Tuesday, October 13, 2009

More new books from Orca, and observations on boy readers etc. etc.

Right now I have a few more books to review.
The Mealworm Diaries by Anna Kerz (Orca) for students in grades four, five six. Jeremy is forced to move from Nova Scotia to Toronto after his father's death and make many adjustments including every a science partner who no one else wants in the class. This is a good book about understanding differences and the grief process but is fast paced and enjoyable as well.
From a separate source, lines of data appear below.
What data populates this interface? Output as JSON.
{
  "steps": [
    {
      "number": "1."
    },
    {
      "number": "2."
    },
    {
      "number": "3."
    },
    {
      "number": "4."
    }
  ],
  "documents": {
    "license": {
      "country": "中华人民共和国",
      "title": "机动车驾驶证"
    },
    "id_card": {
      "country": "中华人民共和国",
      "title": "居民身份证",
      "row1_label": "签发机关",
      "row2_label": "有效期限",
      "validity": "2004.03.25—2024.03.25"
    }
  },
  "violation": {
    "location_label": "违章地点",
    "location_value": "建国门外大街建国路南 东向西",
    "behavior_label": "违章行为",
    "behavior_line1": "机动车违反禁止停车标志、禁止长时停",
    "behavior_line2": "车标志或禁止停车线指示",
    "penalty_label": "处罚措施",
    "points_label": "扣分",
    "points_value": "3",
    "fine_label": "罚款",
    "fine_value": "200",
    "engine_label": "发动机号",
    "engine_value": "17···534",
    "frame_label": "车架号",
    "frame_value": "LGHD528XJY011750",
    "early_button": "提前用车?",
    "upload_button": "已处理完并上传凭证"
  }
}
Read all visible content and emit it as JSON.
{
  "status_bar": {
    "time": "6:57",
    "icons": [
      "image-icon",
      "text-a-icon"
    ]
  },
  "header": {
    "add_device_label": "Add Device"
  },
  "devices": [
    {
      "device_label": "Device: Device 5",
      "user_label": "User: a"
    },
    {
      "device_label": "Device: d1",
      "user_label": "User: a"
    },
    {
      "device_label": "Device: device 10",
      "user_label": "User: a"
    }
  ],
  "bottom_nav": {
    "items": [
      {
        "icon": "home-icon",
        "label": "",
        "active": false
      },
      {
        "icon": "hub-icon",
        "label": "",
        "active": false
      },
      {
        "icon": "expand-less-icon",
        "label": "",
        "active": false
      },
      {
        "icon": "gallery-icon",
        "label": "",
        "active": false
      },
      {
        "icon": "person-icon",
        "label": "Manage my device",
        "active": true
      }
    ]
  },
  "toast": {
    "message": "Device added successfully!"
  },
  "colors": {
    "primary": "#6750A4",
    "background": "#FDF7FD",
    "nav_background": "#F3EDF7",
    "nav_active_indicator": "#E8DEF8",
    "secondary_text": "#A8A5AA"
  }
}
It was literally grabbed out of my hands on Friday.

Jacked by popular writer, Carrie Mac, is about Zane who decided to take a quick break from his boring job at a gas station only to be carjacked.  The carjacker turns out to be someone he knows who wants a ride from the valley into a Vancouver hospital.  Fast paced and full of surprises.  This is an Orca Soundings book which are a series of high interest low vocabulary novels aimed at teenagers.

I think part of the appeal of these books may be that the heroes don't always have picture perfect life an in Norah McClintock's novel Picture This, another in the Orca Soundings series, Ethan lives in a group home and has had brushes with the law but now is trying to get his life back together in a photography program but someone seems to want his camera very badly.  Again I found this suspenseful and interesting.

One of the great things about these books is that they often have B.C.  settings.  Whiteout by Becky Citra takes place in the Caribou.  A car accident causes Robin's cousin, April, to have to come from Vancouver to live with her, due to her mom's hospitalization.  Robin is thrilled but April has changed and they don't get along well at all and then they end  up stranded together in snowstorm.  This is in the Young Readers series which is aimed at the 8 to 11 year old crowd.

Orca Currents are aimed at reluctant readers in the middle school range and written at a grade 2 to 4.5 level.  Watch Me by Norah McClintock is one of these and I imagine this will be popular in my classroom.  As in most six/seven classrooms I have a wide range of reading levels and comprehension levels.  My students actually quite love books but some of the books they want to read are just not at their reading level so that it's great to find books that look like regular books and our aimed at their age level but written at an easier reading level.  Also with a class with 19 boys and 10 girls this is an excellent book as it deals with the consequences of impulsive behavior.  A frisbee accidently hits an old lady in the head and knocks her down.  Drew and Kaz take her purse when she falls and run.  Kaz ends up dealing with his guilt with some surprising repercussions and results.

One book I don't have in front of me and didn't even get a chance to read is good friend, Melanie Jackson's new one, another Orca Currents book, The Big Dip.  It arrived in my classroom and was gone.  This may partly be due to the setting which is my students' beloved PNE.  According to Sahil, it's full of suspense!

Much has been said about reluctant boy readers.  Long ago I went to a workshop with Paul Kropp who talked about what kind of books boys liked and needed.  I was happy to see that all my class novels at the time seemed to fit his criteria from The Sky is Falling to Call it Courage.  For instance, boys don't mind reading about female protagonists as long as there is action.  Boys want action but it's also important that we provide books that provide reflection as well.  In my experience I found boys like reading what their friends are reading and they like the opportunity to talk about what they are reading.  They like choice.  As teachers we need to stretch them as well.  As I continue reading Dormia to my class I sometimes worry it is a bit challenging, our vocabularies are getting stretched, but many of my students wrote that the thing they like best in class is when I read it to them.  Of course, having a visit from the author and his wife our first day of class together gave us all some great connections.

By the way, in a couple of weeks we are off to the Writers' Festival to see Gordon Korman! If you aren't able to see him there, Kidsbooks is hosting an evening with him as well.


max said...

It's so important to draw attention to reading, and attract reluctant readers to it,especially boys. In fact, I've recently completed a feature magazine article on this subject that came out in October, "Help for Struggling, Reluctant Readers."

I grew up as a reluctant reader, in spite of the fact that my father published over 70 books. Now I write action-adventures & mysteries, especially for tween boys, that avid boy readers and girls enjoy just as much.

My blog, Books for Boys http://booksandboys.blogspot.com is dedicated to drawing attention to the importance of reading.

Keep up your good work.

Max Elliot Anderson

meredyth kezar said...

Thanks for your comment! It's really wonderful to find books that struggling readers can read which encourage them to read more and become more skilled and able to handle and try more challenging books!